Which brings me to address yet another one of those sundry feelings I have about you, and have had about you, lo these several years: besides tenderness, gratitude, annoyance, and raging lust, just a trace of envy that you ascend to such an exquisite sonic plane so often…
But the envy goes when you bring it on home to us, which you always do. And then I’m filled with the pure joy of loving you.
Since the age of 25 my beloved John Wilson has been associated with the prolific, ubiquitous English composer Eric Coates (1886-1957): In Town Tonight…Desert Island Discs…Music While You Work…The Forsyte Saga…all these BBC programs’ familiar signature tunes were taken from original works by Coates; while his most famous film music score, The Dam Busters, is well-known, and not just to British concertgoers or aficionados of British WWII pictures.
John conducted Eric Coates’s short orchestral piece “Dancing Nights” somewhere in time.
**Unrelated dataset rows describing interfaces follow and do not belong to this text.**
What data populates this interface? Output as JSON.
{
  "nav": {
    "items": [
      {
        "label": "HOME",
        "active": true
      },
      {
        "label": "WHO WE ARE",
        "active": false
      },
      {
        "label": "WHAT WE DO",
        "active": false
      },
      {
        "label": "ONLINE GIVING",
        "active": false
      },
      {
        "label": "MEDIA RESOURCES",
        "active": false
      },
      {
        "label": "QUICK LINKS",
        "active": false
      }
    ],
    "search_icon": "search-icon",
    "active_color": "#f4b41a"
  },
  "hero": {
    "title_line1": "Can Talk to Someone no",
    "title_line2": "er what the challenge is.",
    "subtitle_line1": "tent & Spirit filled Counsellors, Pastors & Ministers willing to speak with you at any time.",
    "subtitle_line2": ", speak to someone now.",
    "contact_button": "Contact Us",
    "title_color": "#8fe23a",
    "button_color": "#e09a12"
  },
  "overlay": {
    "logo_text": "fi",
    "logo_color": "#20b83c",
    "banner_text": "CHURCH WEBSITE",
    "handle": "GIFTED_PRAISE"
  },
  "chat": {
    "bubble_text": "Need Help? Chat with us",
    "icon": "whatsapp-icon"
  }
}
He’s also an admitted collector of Coates memorabilia and Coates trivia—but I’ll bet my beloved Tyneside lad had no idea that Coates’s son, Austin, was a government expert on Asian Affairs; that, like Mister Grumble, he worked for military intelligence; and that, in the 1960s, he wrote for Oxford University Press the definitive biography of physician, poet, novelist, Freemason, Jack the Ripper suspect (very briefly), and intellectual José Rizal, the martyred hero of my people.
Will continue with this posting after I read Coates’s book, which might take some time, as I have to buy it first and it’s not cheap. But I do want to read it.